## DATA EXCERPTS
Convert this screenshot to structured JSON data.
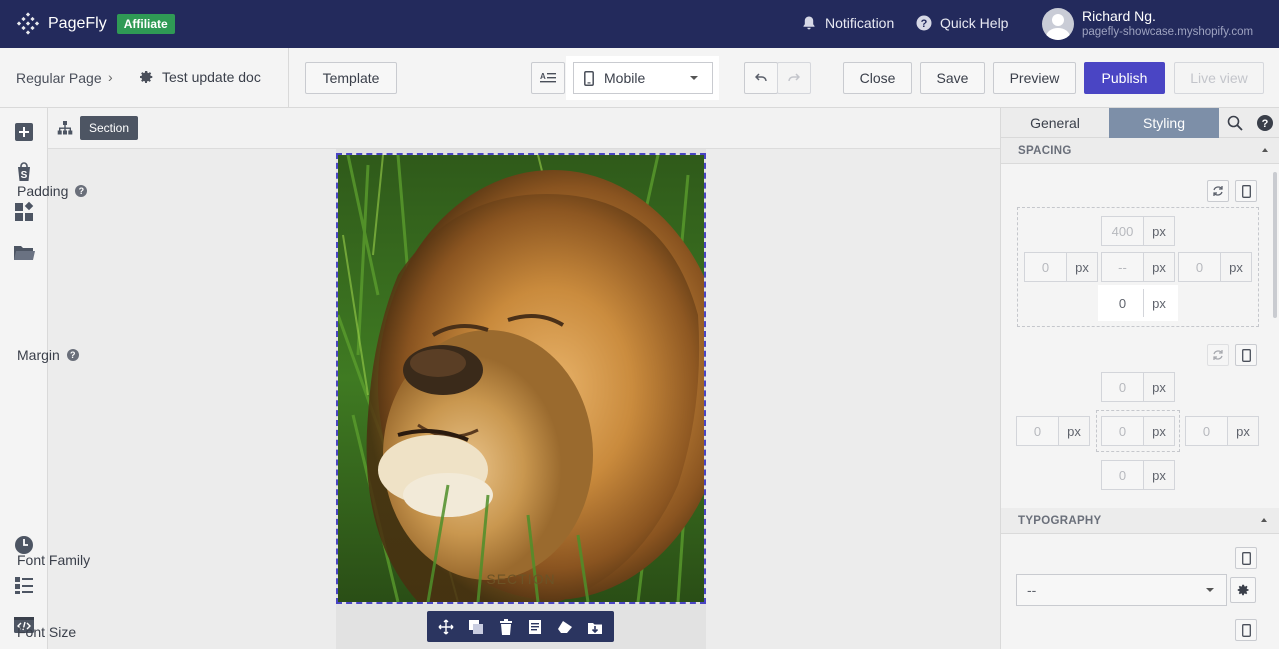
{
  "app": {
    "brand": "PageFly",
    "badge": "Affiliate",
    "notification": "Notification",
    "quick_help": "Quick Help",
    "user_name": "Richard Ng.",
    "user_store": "pagefly-showcase.myshopify.com"
  },
  "toolbar": {
    "breadcrumb": "Regular Page",
    "breadcrumb_sep": "›",
    "doc_title": "Test update doc",
    "template": "Template",
    "device": "Mobile",
    "close": "Close",
    "save": "Save",
    "preview": "Preview",
    "publish": "Publish",
    "live_view": "Live view"
  },
  "canvas": {
    "selected_tag": "Section",
    "section_label": "SECTION"
  },
  "panel": {
    "tabs": [
      "General",
      "Styling"
    ],
    "active_tab": "Styling",
    "spacing_title": "SPACING",
    "padding_label": "Padding",
    "padding": {
      "top": "400",
      "left": "0",
      "center": "--",
      "right": "0",
      "bottom": "0",
      "unit": "px"
    },
    "margin_label": "Margin",
    "margin": {
      "top": "0",
      "left": "0",
      "center": "0",
      "right": "0",
      "bottom": "0",
      "unit": "px"
    },
    "typography_title": "TYPOGRAPHY",
    "font_family_label": "Font Family",
    "font_family_value": "--",
    "font_size_label": "Font Size",
    "help_glyph": "?"
  },
  "colors": {
    "topbar": "#232a5c",
    "accent": "#4a45c4",
    "affiliate": "#2f9a55",
    "active_tab": "#7d8fa8"
  }
}
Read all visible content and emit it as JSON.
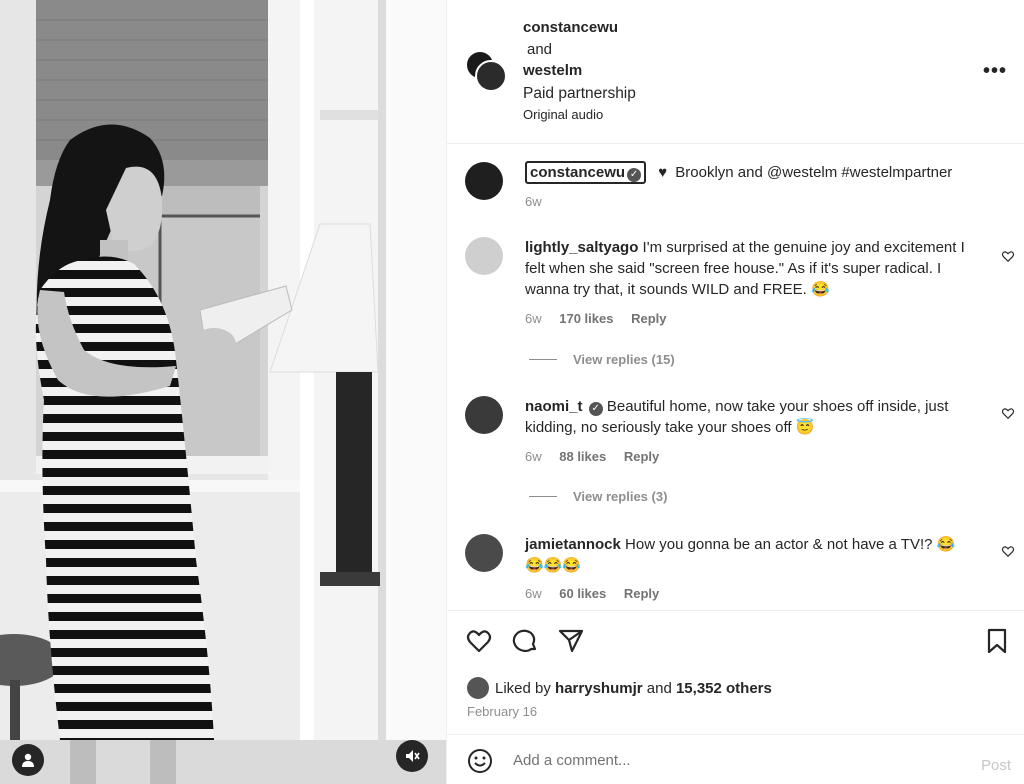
{
  "header": {
    "user1": "constancewu",
    "conjunction": "and",
    "user2": "westelm",
    "label": "Paid partnership",
    "audio": "Original audio",
    "more": "•••"
  },
  "caption": {
    "username": "constancewu",
    "text": "Brooklyn and @westelm #westelmpartner",
    "age": "6w"
  },
  "comments": [
    {
      "username": "lightly_saltyago",
      "text": "I'm surprised at the genuine joy and excitement I felt when she said \"screen free house.\" As if it's super radical. I wanna try that, it sounds WILD and FREE. 😂",
      "age": "6w",
      "likes": "170 likes",
      "reply": "Reply",
      "view_replies": "View replies (15)"
    },
    {
      "username": "naomi_t",
      "text": "Beautiful home, now take your shoes off inside, just kidding, no seriously take your shoes off 😇",
      "age": "6w",
      "likes": "88 likes",
      "reply": "Reply",
      "view_replies": "View replies (3)"
    },
    {
      "username": "jamietannock",
      "text": "How you gonna be an actor & not have a TV!? 😂😂😂😂",
      "age": "6w",
      "likes": "60 likes",
      "reply": "Reply"
    }
  ],
  "likes": {
    "prefix": "Liked by",
    "user": "harryshumjr",
    "middle": "and",
    "count": "15,352 others"
  },
  "date": "February 16",
  "add_comment": {
    "placeholder": "Add a comment...",
    "post": "Post"
  }
}
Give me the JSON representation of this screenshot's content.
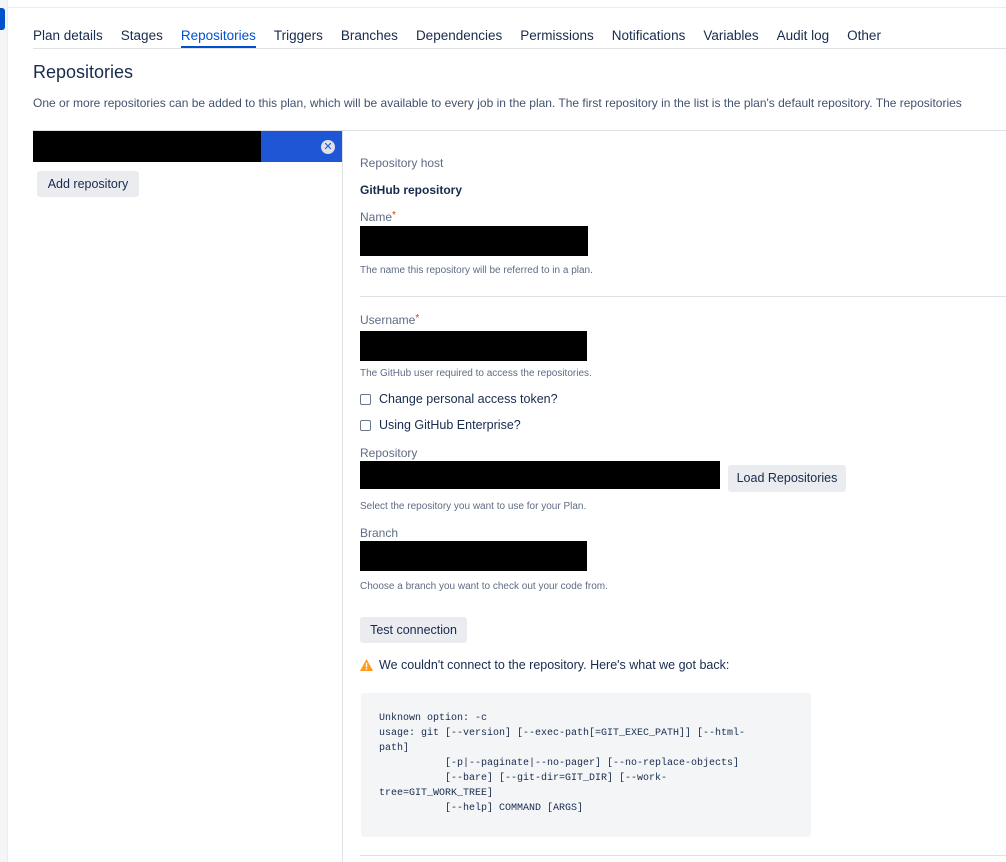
{
  "tabs": [
    {
      "label": "Plan details"
    },
    {
      "label": "Stages"
    },
    {
      "label": "Repositories"
    },
    {
      "label": "Triggers"
    },
    {
      "label": "Branches"
    },
    {
      "label": "Dependencies"
    },
    {
      "label": "Permissions"
    },
    {
      "label": "Notifications"
    },
    {
      "label": "Variables"
    },
    {
      "label": "Audit log"
    },
    {
      "label": "Other"
    }
  ],
  "active_tab": "Repositories",
  "page": {
    "title": "Repositories",
    "description": "One or more repositories can be added to this plan, which will be available to every job in the plan. The first repository in the list is the plan's default repository. The repositories"
  },
  "sidebar": {
    "add_repository_label": "Add repository",
    "remove_glyph": "✕"
  },
  "form": {
    "host_label": "Repository host",
    "host_value": "GitHub repository",
    "name_label": "Name",
    "required_mark": "*",
    "name_help": "The name this repository will be referred to in a plan.",
    "username_label": "Username",
    "username_help": "The GitHub user required to access the repositories.",
    "change_token_label": "Change personal access token?",
    "enterprise_label": "Using GitHub Enterprise?",
    "repository_label": "Repository",
    "load_repos_label": "Load Repositories",
    "repository_help": "Select the repository you want to use for your Plan.",
    "branch_label": "Branch",
    "branch_help": "Choose a branch you want to check out your code from.",
    "test_connection_label": "Test connection",
    "warning_text": "We couldn't connect to the repository. Here's what we got back:",
    "log": "Unknown option: -c\nusage: git [--version] [--exec-path[=GIT_EXEC_PATH]] [--html-\npath]\n           [-p|--paginate|--no-pager] [--no-replace-objects]\n           [--bare] [--git-dir=GIT_DIR] [--work-\ntree=GIT_WORK_TREE]\n           [--help] COMMAND [ARGS]"
  },
  "colors": {
    "accent": "#0052cc",
    "selected_repo": "#1f56d6",
    "warning": "#ff991f",
    "required": "#de350b"
  }
}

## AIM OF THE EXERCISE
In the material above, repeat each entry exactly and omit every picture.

## TASK SOLUTION
Convert this screenshot to structured JSON data.
{
  "app": {
    "brand": "PageFly",
    "badge": "Affiliate",
    "notification": "Notification",
    "quick_help": "Quick Help",
    "user_name": "Richard Ng.",
    "user_store": "pagefly-showcase.myshopify.com"
  },
  "toolbar": {
    "breadcrumb": "Regular Page",
    "breadcrumb_sep": "›",
    "doc_title": "Test update doc",
    "template": "Template",
    "device": "Mobile",
    "close": "Close",
    "save": "Save",
    "preview": "Preview",
    "publish": "Publish",
    "live_view": "Live view"
  },
  "canvas": {
    "selected_tag": "Section",
    "section_label": "SECTION"
  },
  "panel": {
    "tabs": [
      "General",
      "Styling"
    ],
    "active_tab": "Styling",
    "spacing_title": "SPACING",
    "padding_label": "Padding",
    "padding": {
      "top": "400",
      "left": "0",
      "center": "--",
      "right": "0",
      "bottom": "0",
      "unit": "px"
    },
    "margin_label": "Margin",
    "margin": {
      "top": "0",
      "left": "0",
      "center": "0",
      "right": "0",
      "bottom": "0",
      "unit": "px"
    },
    "typography_title": "TYPOGRAPHY",
    "font_family_label": "Font Family",
    "font_family_value": "--",
    "font_size_label": "Font Size",
    "help_glyph": "?"
  },
  "colors": {
    "topbar": "#232a5c",
    "accent": "#4a45c4",
    "affiliate": "#2f9a55",
    "active_tab": "#7d8fa8"
  }
}
Read all visible content and emit it as JSON.
{
  "header": {
    "user1": "constancewu",
    "conjunction": "and",
    "user2": "westelm",
    "label": "Paid partnership",
    "audio": "Original audio",
    "more": "•••"
  },
  "caption": {
    "username": "constancewu",
    "text": "Brooklyn and @westelm #westelmpartner",
    "age": "6w"
  },
  "comments": [
    {
      "username": "lightly_saltyago",
      "text": "I'm surprised at the genuine joy and excitement I felt when she said \"screen free house.\" As if it's super radical. I wanna try that, it sounds WILD and FREE. 😂",
      "age": "6w",
      "likes": "170 likes",
      "reply": "Reply",
      "view_replies": "View replies (15)"
    },
    {
      "username": "naomi_t",
      "text": "Beautiful home, now take your shoes off inside, just kidding, no seriously take your shoes off 😇",
      "age": "6w",
      "likes": "88 likes",
      "reply": "Reply",
      "view_replies": "View replies (3)"
    },
    {
      "username": "jamietannock",
      "text": "How you gonna be an actor & not have a TV!? 😂😂😂😂",
      "age": "6w",
      "likes": "60 likes",
      "reply": "Reply"
    }
  ],
  "likes": {
    "prefix": "Liked by",
    "user": "harryshumjr",
    "middle": "and",
    "count": "15,352 others"
  },
  "date": "February 16",
  "add_comment": {
    "placeholder": "Add a comment...",
    "post": "Post"
  }
}
Give me the JSON representation of this screenshot's content.
{
  "tabs": [
    {
      "label": "Plan details"
    },
    {
      "label": "Stages"
    },
    {
      "label": "Repositories"
    },
    {
      "label": "Triggers"
    },
    {
      "label": "Branches"
    },
    {
      "label": "Dependencies"
    },
    {
      "label": "Permissions"
    },
    {
      "label": "Notifications"
    },
    {
      "label": "Variables"
    },
    {
      "label": "Audit log"
    },
    {
      "label": "Other"
    }
  ],
  "active_tab": "Repositories",
  "page": {
    "title": "Repositories",
    "description": "One or more repositories can be added to this plan, which will be available to every job in the plan. The first repository in the list is the plan's default repository. The repositories"
  },
  "sidebar": {
    "add_repository_label": "Add repository",
    "remove_glyph": "✕"
  },
  "form": {
    "host_label": "Repository host",
    "host_value": "GitHub repository",
    "name_label": "Name",
    "required_mark": "*",
    "name_help": "The name this repository will be referred to in a plan.",
    "username_label": "Username",
    "username_help": "The GitHub user required to access the repositories.",
    "change_token_label": "Change personal access token?",
    "enterprise_label": "Using GitHub Enterprise?",
    "repository_label": "Repository",
    "load_repos_label": "Load Repositories",
    "repository_help": "Select the repository you want to use for your Plan.",
    "branch_label": "Branch",
    "branch_help": "Choose a branch you want to check out your code from.",
    "test_connection_label": "Test connection",
    "warning_text": "We couldn't connect to the repository. Here's what we got back:",
    "log": "Unknown option: -c\nusage: git [--version] [--exec-path[=GIT_EXEC_PATH]] [--html-\npath]\n           [-p|--paginate|--no-pager] [--no-replace-objects]\n           [--bare] [--git-dir=GIT_DIR] [--work-\ntree=GIT_WORK_TREE]\n           [--help] COMMAND [ARGS]"
  },
  "colors": {
    "accent": "#0052cc",
    "selected_repo": "#1f56d6",
    "warning": "#ff991f",
    "required": "#de350b"
  }
}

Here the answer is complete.